THE PROBLEM:
Your response should contain each line of the data that includes "title".

(Beginning of DATASET RECORDS)

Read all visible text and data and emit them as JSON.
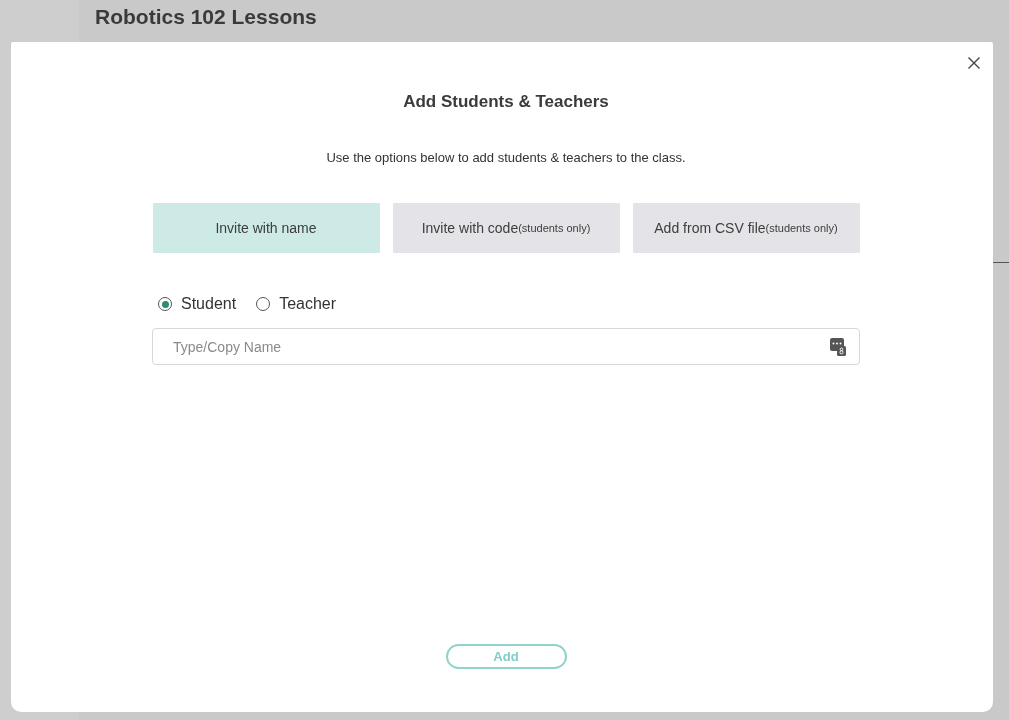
{
  "page": {
    "title": "Robotics 102 Lessons"
  },
  "dialog": {
    "title": "Add Students & Teachers",
    "description": "Use the options below to add students & teachers to the class.",
    "tabs": [
      {
        "label": "Invite with name",
        "selected": true
      },
      {
        "label": "Invite with code",
        "note": "(students only)",
        "selected": false
      },
      {
        "label": "Add from CSV file",
        "note": "(students only)",
        "selected": false
      }
    ],
    "roles": [
      {
        "label": "Student",
        "selected": true
      },
      {
        "label": "Teacher",
        "selected": false
      }
    ],
    "name_field": {
      "placeholder": "Type/Copy Name"
    },
    "add_button": {
      "label": "Add"
    }
  }
}
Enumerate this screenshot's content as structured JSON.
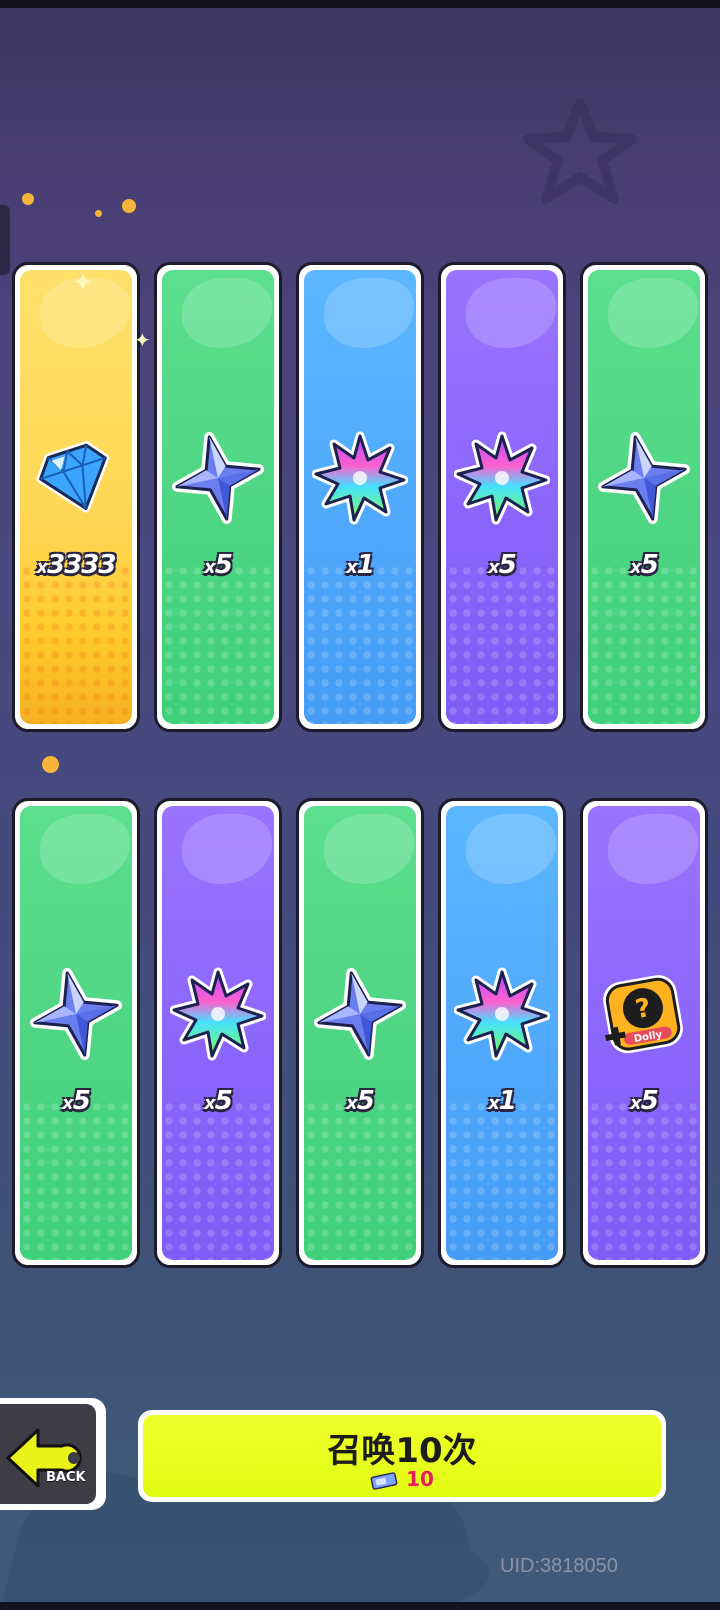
{
  "cards": [
    {
      "color": "gold",
      "icon": "diamond-icon",
      "qty": "3333"
    },
    {
      "color": "green",
      "icon": "blue-star-crystal-icon",
      "qty": "5"
    },
    {
      "color": "blue",
      "icon": "rainbow-star-icon",
      "qty": "1"
    },
    {
      "color": "purple",
      "icon": "rainbow-star-icon",
      "qty": "5"
    },
    {
      "color": "green",
      "icon": "blue-star-crystal-icon",
      "qty": "5"
    },
    {
      "color": "green",
      "icon": "blue-star-crystal-icon",
      "qty": "5"
    },
    {
      "color": "purple",
      "icon": "rainbow-star-icon",
      "qty": "5"
    },
    {
      "color": "green",
      "icon": "blue-star-crystal-icon",
      "qty": "5"
    },
    {
      "color": "blue",
      "icon": "rainbow-star-icon",
      "qty": "1"
    },
    {
      "color": "purple",
      "icon": "mystery-badge-icon",
      "qty": "5"
    }
  ],
  "qty_prefix": "x",
  "back_label": "BACK",
  "summon": {
    "title": "召唤10次",
    "cost": "10",
    "ticket_icon": "summon-ticket-icon"
  },
  "uid": "UID:3818050",
  "badge_text": "Dolly",
  "colors": {
    "accent_yellow": "#e8fd1a",
    "cost_red": "#e51d5a",
    "gold": "#ffd755",
    "green": "#4fd684",
    "blue": "#4ea7fb",
    "purple": "#8a64fb"
  }
}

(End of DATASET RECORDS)

OUTPUT OF THE EXERCISE:
    "title": "Robotics 102 Lessons"
    "title": "Add Students & Teachers",
    "title": "召唤10次",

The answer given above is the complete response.